**Exercise**
Reproduce the entire listing exactly. Leave the pictures out.

**Supplied information**
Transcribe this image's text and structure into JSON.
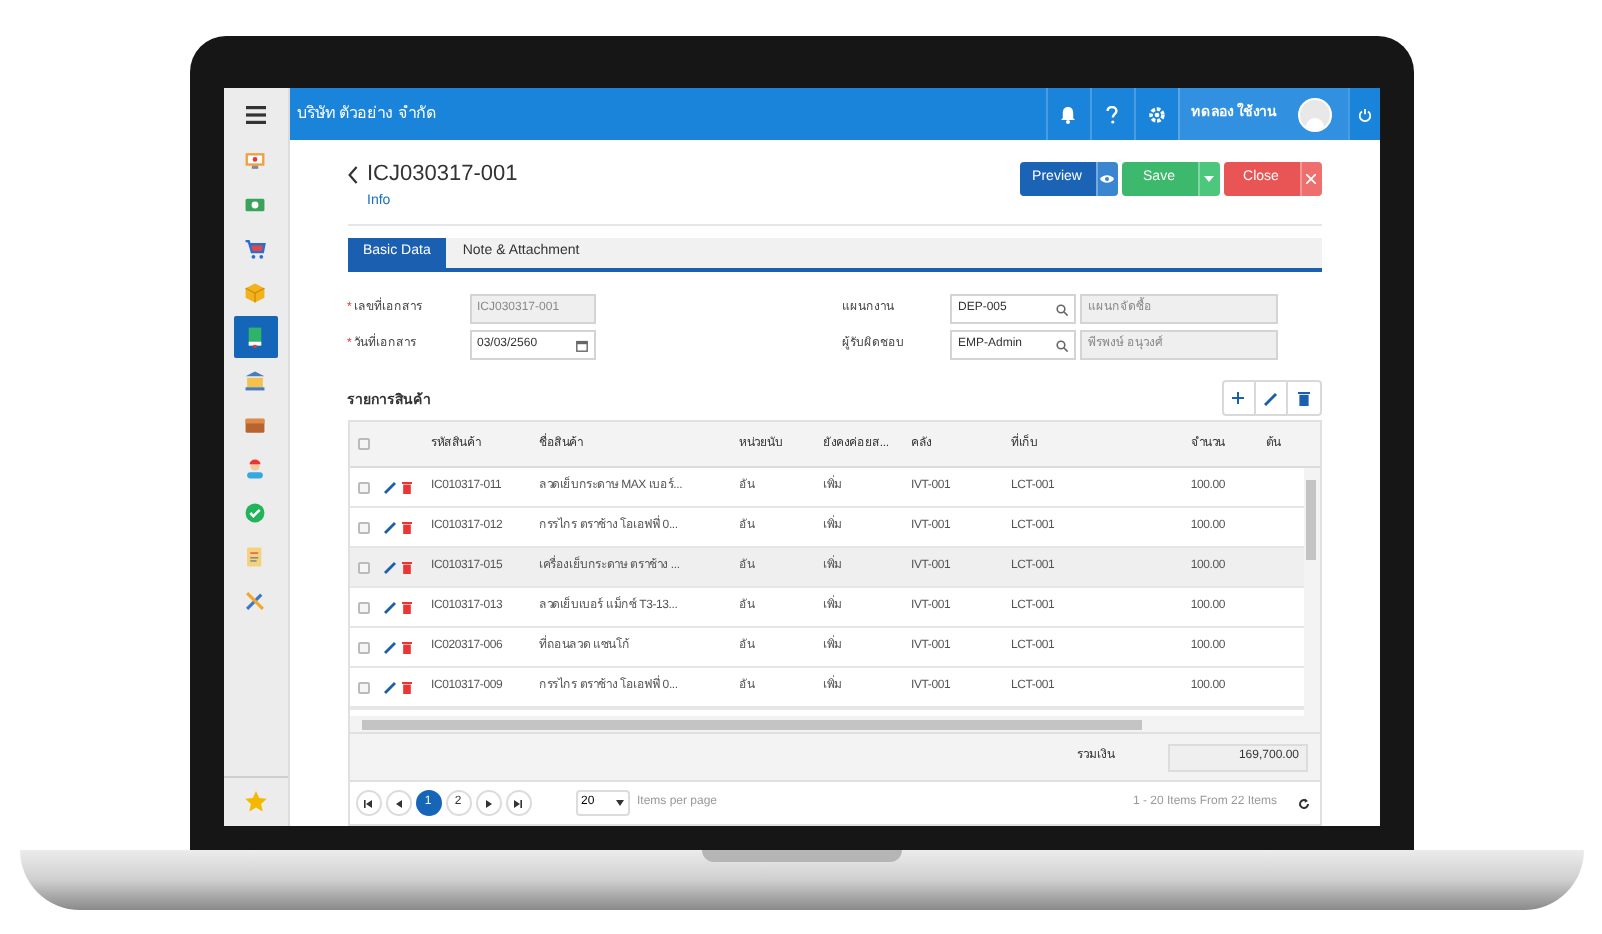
{
  "app_bar": {
    "company": "บริษัท ตัวอย่าง จำกัด",
    "user": "ทดลอง ใช้งาน"
  },
  "sidebar": {
    "items": [
      {
        "kind": "monitor",
        "selected": false
      },
      {
        "kind": "money",
        "selected": false
      },
      {
        "kind": "cart",
        "selected": false
      },
      {
        "kind": "box",
        "selected": false
      },
      {
        "kind": "book",
        "selected": true
      },
      {
        "kind": "bank",
        "selected": false
      },
      {
        "kind": "wallet",
        "selected": false
      },
      {
        "kind": "person",
        "selected": false
      },
      {
        "kind": "check",
        "selected": false
      },
      {
        "kind": "report",
        "selected": false
      },
      {
        "kind": "tools",
        "selected": false
      }
    ]
  },
  "document": {
    "title": "ICJ030317-001",
    "subtitle": "Info"
  },
  "actions": [
    {
      "kind": "preview",
      "label": "Preview"
    },
    {
      "kind": "save",
      "label": "Save"
    },
    {
      "kind": "close",
      "label": "Close"
    }
  ],
  "tabs": [
    {
      "label": "Basic Data",
      "selected": true
    },
    {
      "label": "Note & Attachment",
      "selected": false
    }
  ],
  "form": {
    "fields": [
      {
        "label": "เลขที่เอกสาร",
        "required_mark": "*",
        "kind": "readonly",
        "value": "ICJ030317-001"
      },
      {
        "label": "แผนกงาน",
        "kind": "lookup",
        "value": "DEP-005",
        "description": "แผนกจัดซื้อ"
      },
      {
        "label": "วันที่เอกสาร",
        "required_mark": "*",
        "kind": "date",
        "value": "03/03/2560"
      },
      {
        "label": "ผู้รับผิดชอบ",
        "kind": "lookup",
        "value": "EMP-Admin",
        "description": "พีรพงษ์ อนุวงศ์"
      }
    ]
  },
  "items": {
    "title": "รายการสินค้า",
    "select_all_checked": false,
    "columns": [
      "รหัสสินค้า",
      "ชื่อสินค้า",
      "หน่วยนับ",
      "ยังคงค่อยส...",
      "คลัง",
      "ที่เก็บ",
      "จำนวน",
      "ต้น"
    ],
    "rows": [
      {
        "selected": false,
        "checked": false,
        "cells": [
          "IC010317-011",
          "ลวดเย็บกระดาษ MAX เบอร์...",
          "อัน",
          "เพิ่ม",
          "IVT-001",
          "LCT-001",
          "100.00"
        ]
      },
      {
        "selected": false,
        "checked": false,
        "cells": [
          "IC010317-012",
          "กรรไกร ตราช้าง โอเอฟฟี่ 0...",
          "อัน",
          "เพิ่ม",
          "IVT-001",
          "LCT-001",
          "100.00"
        ]
      },
      {
        "selected": true,
        "checked": false,
        "cells": [
          "IC010317-015",
          "เครื่องเย็บกระดาษ ตราช้าง ...",
          "อัน",
          "เพิ่ม",
          "IVT-001",
          "LCT-001",
          "100.00"
        ]
      },
      {
        "selected": false,
        "checked": false,
        "cells": [
          "IC010317-013",
          "ลวดเย็บเบอร์ แม็กซ์ T3-13...",
          "อัน",
          "เพิ่ม",
          "IVT-001",
          "LCT-001",
          "100.00"
        ]
      },
      {
        "selected": false,
        "checked": false,
        "cells": [
          "IC020317-006",
          "ที่ถอนลวด แซนโก้",
          "อัน",
          "เพิ่ม",
          "IVT-001",
          "LCT-001",
          "100.00"
        ]
      },
      {
        "selected": false,
        "checked": false,
        "cells": [
          "IC010317-009",
          "กรรไกร ตราช้าง โอเอฟฟี่ 0...",
          "อัน",
          "เพิ่ม",
          "IVT-001",
          "LCT-001",
          "100.00"
        ]
      }
    ],
    "total_label": "รวมเงิน",
    "total": "169,700.00"
  },
  "pager": {
    "pages": [
      {
        "label": "1",
        "selected": true
      },
      {
        "label": "2",
        "selected": false
      }
    ],
    "page_size": "20",
    "page_size_label": "Items per page",
    "summary": "1 - 20 Items From 22 Items"
  }
}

**Response box**
Transcribe this image's text and structure into JSON.
{
  "app_bar": {
    "company": "บริษัท ตัวอย่าง จำกัด",
    "user": "ทดลอง ใช้งาน"
  },
  "sidebar": {
    "items": [
      {
        "kind": "monitor",
        "selected": false
      },
      {
        "kind": "money",
        "selected": false
      },
      {
        "kind": "cart",
        "selected": false
      },
      {
        "kind": "box",
        "selected": false
      },
      {
        "kind": "book",
        "selected": true
      },
      {
        "kind": "bank",
        "selected": false
      },
      {
        "kind": "wallet",
        "selected": false
      },
      {
        "kind": "person",
        "selected": false
      },
      {
        "kind": "check",
        "selected": false
      },
      {
        "kind": "report",
        "selected": false
      },
      {
        "kind": "tools",
        "selected": false
      }
    ]
  },
  "document": {
    "title": "ICJ030317-001",
    "subtitle": "Info"
  },
  "actions": [
    {
      "kind": "preview",
      "label": "Preview"
    },
    {
      "kind": "save",
      "label": "Save"
    },
    {
      "kind": "close",
      "label": "Close"
    }
  ],
  "tabs": [
    {
      "label": "Basic Data",
      "selected": true
    },
    {
      "label": "Note & Attachment",
      "selected": false
    }
  ],
  "form": {
    "fields": [
      {
        "label": "เลขที่เอกสาร",
        "required_mark": "*",
        "kind": "readonly",
        "value": "ICJ030317-001"
      },
      {
        "label": "แผนกงาน",
        "kind": "lookup",
        "value": "DEP-005",
        "description": "แผนกจัดซื้อ"
      },
      {
        "label": "วันที่เอกสาร",
        "required_mark": "*",
        "kind": "date",
        "value": "03/03/2560"
      },
      {
        "label": "ผู้รับผิดชอบ",
        "kind": "lookup",
        "value": "EMP-Admin",
        "description": "พีรพงษ์ อนุวงศ์"
      }
    ]
  },
  "items": {
    "title": "รายการสินค้า",
    "select_all_checked": false,
    "columns": [
      "รหัสสินค้า",
      "ชื่อสินค้า",
      "หน่วยนับ",
      "ยังคงค่อยส...",
      "คลัง",
      "ที่เก็บ",
      "จำนวน",
      "ต้น"
    ],
    "rows": [
      {
        "selected": false,
        "checked": false,
        "cells": [
          "IC010317-011",
          "ลวดเย็บกระดาษ MAX เบอร์...",
          "อัน",
          "เพิ่ม",
          "IVT-001",
          "LCT-001",
          "100.00"
        ]
      },
      {
        "selected": false,
        "checked": false,
        "cells": [
          "IC010317-012",
          "กรรไกร ตราช้าง โอเอฟฟี่ 0...",
          "อัน",
          "เพิ่ม",
          "IVT-001",
          "LCT-001",
          "100.00"
        ]
      },
      {
        "selected": true,
        "checked": false,
        "cells": [
          "IC010317-015",
          "เครื่องเย็บกระดาษ ตราช้าง ...",
          "อัน",
          "เพิ่ม",
          "IVT-001",
          "LCT-001",
          "100.00"
        ]
      },
      {
        "selected": false,
        "checked": false,
        "cells": [
          "IC010317-013",
          "ลวดเย็บเบอร์ แม็กซ์ T3-13...",
          "อัน",
          "เพิ่ม",
          "IVT-001",
          "LCT-001",
          "100.00"
        ]
      },
      {
        "selected": false,
        "checked": false,
        "cells": [
          "IC020317-006",
          "ที่ถอนลวด แซนโก้",
          "อัน",
          "เพิ่ม",
          "IVT-001",
          "LCT-001",
          "100.00"
        ]
      },
      {
        "selected": false,
        "checked": false,
        "cells": [
          "IC010317-009",
          "กรรไกร ตราช้าง โอเอฟฟี่ 0...",
          "อัน",
          "เพิ่ม",
          "IVT-001",
          "LCT-001",
          "100.00"
        ]
      }
    ],
    "total_label": "รวมเงิน",
    "total": "169,700.00"
  },
  "pager": {
    "pages": [
      {
        "label": "1",
        "selected": true
      },
      {
        "label": "2",
        "selected": false
      }
    ],
    "page_size": "20",
    "page_size_label": "Items per page",
    "summary": "1 - 20 Items From 22 Items"
  }
}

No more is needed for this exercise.